How to complete this task :: Scan the listing beneath this sentence. Report each line with the word "임신출산".

Provided material ::
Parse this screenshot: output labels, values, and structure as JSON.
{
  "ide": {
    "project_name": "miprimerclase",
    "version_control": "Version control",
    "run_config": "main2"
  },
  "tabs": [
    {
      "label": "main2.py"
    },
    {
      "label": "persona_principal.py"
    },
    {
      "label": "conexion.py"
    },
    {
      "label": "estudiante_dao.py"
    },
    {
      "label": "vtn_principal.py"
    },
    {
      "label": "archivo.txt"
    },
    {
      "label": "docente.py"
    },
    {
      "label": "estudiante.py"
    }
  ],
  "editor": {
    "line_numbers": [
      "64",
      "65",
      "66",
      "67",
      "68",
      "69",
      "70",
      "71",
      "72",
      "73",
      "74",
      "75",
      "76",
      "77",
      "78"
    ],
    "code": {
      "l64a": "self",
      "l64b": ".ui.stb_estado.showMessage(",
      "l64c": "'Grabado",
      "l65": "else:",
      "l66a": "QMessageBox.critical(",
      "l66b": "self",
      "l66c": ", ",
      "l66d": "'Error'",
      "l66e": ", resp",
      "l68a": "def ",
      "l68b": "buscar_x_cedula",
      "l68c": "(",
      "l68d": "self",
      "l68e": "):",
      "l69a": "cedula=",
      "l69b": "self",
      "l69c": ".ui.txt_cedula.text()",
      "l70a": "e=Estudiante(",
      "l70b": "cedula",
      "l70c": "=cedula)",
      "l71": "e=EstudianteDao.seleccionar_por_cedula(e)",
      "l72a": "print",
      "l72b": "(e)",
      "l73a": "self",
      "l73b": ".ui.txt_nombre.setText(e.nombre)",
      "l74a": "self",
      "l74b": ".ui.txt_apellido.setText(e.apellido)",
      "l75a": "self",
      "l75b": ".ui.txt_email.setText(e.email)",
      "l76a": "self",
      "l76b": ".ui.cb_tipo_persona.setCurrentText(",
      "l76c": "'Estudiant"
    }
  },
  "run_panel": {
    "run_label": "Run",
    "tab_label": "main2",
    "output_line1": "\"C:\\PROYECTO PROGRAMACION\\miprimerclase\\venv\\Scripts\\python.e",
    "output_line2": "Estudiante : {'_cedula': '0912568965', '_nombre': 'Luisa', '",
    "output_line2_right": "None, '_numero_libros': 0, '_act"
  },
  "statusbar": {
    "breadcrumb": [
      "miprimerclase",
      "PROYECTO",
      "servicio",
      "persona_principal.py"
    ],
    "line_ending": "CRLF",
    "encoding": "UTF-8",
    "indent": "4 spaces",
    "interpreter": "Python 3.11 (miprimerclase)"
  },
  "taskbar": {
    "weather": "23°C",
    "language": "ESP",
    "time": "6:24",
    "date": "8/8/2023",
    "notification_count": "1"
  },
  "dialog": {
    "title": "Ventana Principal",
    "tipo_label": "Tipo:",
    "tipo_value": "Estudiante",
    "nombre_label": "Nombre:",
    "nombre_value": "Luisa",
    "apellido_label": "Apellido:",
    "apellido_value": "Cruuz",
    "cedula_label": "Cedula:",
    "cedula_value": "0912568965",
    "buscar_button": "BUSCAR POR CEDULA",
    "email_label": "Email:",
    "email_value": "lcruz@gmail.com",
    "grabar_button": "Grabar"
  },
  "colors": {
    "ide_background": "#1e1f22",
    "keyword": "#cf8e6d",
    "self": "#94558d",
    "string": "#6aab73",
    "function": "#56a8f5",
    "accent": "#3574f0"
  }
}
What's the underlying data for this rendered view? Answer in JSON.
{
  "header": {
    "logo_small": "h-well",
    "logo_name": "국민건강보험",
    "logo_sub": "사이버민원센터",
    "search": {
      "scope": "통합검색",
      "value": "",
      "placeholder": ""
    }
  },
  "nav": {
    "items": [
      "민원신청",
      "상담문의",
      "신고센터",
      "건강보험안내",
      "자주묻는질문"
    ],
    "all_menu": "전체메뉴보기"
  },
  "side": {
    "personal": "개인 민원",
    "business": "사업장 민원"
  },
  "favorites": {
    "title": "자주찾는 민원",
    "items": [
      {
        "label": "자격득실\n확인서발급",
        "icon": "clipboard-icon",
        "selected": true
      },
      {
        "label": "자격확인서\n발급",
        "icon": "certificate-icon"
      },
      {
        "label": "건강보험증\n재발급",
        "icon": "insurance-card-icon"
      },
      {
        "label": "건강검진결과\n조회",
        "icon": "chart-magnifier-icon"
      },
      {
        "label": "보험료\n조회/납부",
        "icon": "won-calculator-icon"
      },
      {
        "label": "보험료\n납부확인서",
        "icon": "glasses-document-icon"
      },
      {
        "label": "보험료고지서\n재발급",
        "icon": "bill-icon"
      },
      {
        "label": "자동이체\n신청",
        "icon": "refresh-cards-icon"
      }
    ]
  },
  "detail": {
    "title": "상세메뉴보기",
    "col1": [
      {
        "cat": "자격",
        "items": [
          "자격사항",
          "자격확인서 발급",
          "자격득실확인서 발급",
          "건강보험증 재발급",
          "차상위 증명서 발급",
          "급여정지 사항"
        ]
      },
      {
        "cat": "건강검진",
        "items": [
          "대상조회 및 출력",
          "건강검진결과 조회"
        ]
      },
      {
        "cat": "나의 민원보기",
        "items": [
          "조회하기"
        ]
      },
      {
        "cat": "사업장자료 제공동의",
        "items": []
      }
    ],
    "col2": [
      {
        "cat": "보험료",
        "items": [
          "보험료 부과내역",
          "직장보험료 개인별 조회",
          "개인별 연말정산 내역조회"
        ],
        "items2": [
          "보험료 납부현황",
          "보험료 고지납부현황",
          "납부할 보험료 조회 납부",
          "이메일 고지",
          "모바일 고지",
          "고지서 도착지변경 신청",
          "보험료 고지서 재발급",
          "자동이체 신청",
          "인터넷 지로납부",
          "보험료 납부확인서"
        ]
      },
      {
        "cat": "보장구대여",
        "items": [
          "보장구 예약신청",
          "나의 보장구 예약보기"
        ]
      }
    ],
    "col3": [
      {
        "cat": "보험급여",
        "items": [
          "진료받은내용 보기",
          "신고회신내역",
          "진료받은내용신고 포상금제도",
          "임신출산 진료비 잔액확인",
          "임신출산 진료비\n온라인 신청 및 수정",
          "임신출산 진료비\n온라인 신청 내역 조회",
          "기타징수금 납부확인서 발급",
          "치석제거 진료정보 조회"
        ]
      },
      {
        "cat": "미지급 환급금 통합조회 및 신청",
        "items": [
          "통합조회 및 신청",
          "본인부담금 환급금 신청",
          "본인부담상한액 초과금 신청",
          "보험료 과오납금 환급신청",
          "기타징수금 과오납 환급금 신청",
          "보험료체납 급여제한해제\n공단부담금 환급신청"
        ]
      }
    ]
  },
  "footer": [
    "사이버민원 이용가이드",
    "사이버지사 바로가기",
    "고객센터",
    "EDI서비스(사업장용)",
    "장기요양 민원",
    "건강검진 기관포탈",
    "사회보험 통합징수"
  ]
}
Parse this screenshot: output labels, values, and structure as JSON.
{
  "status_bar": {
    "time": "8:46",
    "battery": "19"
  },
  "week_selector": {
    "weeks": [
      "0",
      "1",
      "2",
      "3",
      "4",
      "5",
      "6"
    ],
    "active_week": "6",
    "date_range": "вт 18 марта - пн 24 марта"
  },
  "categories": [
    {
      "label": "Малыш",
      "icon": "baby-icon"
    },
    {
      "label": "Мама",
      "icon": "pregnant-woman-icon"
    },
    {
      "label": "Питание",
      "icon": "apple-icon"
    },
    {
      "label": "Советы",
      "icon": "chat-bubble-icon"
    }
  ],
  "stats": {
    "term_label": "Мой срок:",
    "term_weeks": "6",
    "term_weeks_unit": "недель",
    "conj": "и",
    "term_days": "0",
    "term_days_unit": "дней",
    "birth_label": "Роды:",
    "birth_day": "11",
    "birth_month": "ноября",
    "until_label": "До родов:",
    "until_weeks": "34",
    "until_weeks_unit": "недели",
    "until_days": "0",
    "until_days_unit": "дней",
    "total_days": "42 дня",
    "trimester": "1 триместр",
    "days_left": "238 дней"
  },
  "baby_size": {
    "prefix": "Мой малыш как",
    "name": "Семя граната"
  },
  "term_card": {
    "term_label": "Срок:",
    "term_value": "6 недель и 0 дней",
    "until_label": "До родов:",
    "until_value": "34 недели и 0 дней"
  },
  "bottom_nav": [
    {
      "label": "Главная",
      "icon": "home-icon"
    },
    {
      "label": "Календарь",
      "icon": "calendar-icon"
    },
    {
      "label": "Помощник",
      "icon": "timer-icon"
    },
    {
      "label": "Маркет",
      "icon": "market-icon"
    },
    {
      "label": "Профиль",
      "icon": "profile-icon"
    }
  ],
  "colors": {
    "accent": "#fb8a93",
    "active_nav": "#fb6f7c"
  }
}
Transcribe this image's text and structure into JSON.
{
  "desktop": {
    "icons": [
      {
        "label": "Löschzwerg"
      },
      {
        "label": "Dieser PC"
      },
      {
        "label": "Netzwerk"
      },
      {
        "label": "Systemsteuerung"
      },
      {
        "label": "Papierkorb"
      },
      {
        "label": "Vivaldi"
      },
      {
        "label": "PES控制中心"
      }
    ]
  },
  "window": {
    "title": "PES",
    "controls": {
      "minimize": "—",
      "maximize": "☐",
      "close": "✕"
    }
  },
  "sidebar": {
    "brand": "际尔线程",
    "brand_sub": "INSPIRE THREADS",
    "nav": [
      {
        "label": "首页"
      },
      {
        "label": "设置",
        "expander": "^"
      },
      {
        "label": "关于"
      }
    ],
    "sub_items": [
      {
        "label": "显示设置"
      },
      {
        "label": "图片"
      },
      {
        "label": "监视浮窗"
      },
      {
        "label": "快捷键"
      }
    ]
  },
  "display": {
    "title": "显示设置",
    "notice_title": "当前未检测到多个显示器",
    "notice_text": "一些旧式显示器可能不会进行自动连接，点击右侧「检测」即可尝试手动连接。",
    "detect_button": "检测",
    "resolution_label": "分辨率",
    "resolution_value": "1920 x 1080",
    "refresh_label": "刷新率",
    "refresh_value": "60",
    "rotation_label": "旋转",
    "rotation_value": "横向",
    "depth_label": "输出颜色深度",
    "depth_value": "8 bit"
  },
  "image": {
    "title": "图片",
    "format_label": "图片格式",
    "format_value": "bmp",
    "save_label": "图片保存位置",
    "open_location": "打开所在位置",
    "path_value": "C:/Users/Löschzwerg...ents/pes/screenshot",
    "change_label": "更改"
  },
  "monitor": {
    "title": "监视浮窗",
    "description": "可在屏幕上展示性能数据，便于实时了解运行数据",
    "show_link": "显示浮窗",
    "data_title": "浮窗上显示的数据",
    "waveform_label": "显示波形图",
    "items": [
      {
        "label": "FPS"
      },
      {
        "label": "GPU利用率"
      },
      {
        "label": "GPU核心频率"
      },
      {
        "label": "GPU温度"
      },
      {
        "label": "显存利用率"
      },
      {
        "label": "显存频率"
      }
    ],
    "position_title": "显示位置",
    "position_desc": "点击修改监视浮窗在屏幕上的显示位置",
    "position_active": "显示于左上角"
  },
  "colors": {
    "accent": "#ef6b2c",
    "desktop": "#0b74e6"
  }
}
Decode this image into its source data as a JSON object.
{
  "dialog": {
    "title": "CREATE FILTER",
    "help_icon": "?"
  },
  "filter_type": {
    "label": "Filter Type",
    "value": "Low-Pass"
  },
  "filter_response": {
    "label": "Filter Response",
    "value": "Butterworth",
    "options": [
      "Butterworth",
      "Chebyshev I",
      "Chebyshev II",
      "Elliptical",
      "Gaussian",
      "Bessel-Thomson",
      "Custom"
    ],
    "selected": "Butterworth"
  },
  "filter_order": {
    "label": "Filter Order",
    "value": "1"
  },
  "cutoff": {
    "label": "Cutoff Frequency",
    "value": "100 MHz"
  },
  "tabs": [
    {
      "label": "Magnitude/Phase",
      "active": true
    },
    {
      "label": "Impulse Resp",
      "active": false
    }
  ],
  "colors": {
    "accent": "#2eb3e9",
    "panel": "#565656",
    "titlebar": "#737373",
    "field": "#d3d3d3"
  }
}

Output for this exercise ::
          "임신출산 진료비 잔액확인",
          "임신출산 진료비\n온라인 신청 및 수정",
          "임신출산 진료비\n온라인 신청 내역 조회",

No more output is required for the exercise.